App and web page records

◆ ◆ ◆

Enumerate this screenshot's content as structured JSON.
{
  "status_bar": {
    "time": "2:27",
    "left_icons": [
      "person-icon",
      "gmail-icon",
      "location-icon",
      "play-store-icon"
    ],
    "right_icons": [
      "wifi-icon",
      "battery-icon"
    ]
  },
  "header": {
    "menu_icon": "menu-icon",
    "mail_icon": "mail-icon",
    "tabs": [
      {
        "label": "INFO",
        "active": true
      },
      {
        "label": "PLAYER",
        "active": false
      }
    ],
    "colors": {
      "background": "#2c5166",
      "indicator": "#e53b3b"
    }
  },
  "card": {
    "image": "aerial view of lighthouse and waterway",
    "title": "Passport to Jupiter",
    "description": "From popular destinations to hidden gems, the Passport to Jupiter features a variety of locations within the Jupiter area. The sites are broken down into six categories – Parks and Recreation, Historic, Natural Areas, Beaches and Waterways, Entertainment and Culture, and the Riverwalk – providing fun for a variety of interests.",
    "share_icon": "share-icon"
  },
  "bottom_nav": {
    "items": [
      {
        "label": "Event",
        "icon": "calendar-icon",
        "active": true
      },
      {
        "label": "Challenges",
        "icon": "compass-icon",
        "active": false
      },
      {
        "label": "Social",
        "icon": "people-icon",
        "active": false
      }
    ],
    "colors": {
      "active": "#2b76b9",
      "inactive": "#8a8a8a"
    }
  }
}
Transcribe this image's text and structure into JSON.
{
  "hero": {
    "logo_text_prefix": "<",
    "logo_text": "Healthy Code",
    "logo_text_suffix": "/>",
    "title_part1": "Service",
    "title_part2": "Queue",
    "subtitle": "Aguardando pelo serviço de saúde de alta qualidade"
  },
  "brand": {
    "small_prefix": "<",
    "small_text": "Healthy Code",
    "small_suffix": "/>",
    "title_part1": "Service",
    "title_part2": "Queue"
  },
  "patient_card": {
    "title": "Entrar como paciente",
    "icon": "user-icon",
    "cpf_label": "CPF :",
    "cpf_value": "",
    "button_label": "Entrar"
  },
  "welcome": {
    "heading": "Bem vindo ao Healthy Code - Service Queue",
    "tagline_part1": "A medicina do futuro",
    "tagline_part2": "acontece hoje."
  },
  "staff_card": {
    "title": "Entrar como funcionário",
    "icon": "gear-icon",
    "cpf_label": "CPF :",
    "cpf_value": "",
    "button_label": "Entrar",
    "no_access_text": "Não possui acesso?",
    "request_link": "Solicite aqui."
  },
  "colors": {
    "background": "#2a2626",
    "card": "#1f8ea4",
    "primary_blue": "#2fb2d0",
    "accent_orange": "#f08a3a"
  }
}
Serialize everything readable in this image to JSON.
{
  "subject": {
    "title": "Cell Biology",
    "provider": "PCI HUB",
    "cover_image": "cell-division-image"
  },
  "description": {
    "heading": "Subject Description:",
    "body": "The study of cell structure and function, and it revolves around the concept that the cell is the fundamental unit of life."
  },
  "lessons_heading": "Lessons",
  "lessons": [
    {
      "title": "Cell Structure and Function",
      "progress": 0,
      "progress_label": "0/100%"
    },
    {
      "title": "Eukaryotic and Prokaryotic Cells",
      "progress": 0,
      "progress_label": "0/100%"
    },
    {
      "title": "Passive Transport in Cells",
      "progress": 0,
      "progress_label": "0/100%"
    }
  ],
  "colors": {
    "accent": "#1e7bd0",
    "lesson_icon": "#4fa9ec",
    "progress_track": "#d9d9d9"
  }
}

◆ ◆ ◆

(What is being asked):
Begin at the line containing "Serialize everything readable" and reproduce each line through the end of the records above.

(Solution to this problem):
Serialize everything readable in this image to JSON.
{
  "subject": {
    "title": "Cell Biology",
    "provider": "PCI HUB",
    "cover_image": "cell-division-image"
  },
  "description": {
    "heading": "Subject Description:",
    "body": "The study of cell structure and function, and it revolves around the concept that the cell is the fundamental unit of life."
  },
  "lessons_heading": "Lessons",
  "lessons": [
    {
      "title": "Cell Structure and Function",
      "progress": 0,
      "progress_label": "0/100%"
    },
    {
      "title": "Eukaryotic and Prokaryotic Cells",
      "progress": 0,
      "progress_label": "0/100%"
    },
    {
      "title": "Passive Transport in Cells",
      "progress": 0,
      "progress_label": "0/100%"
    }
  ],
  "colors": {
    "accent": "#1e7bd0",
    "lesson_icon": "#4fa9ec",
    "progress_track": "#d9d9d9"
  }
}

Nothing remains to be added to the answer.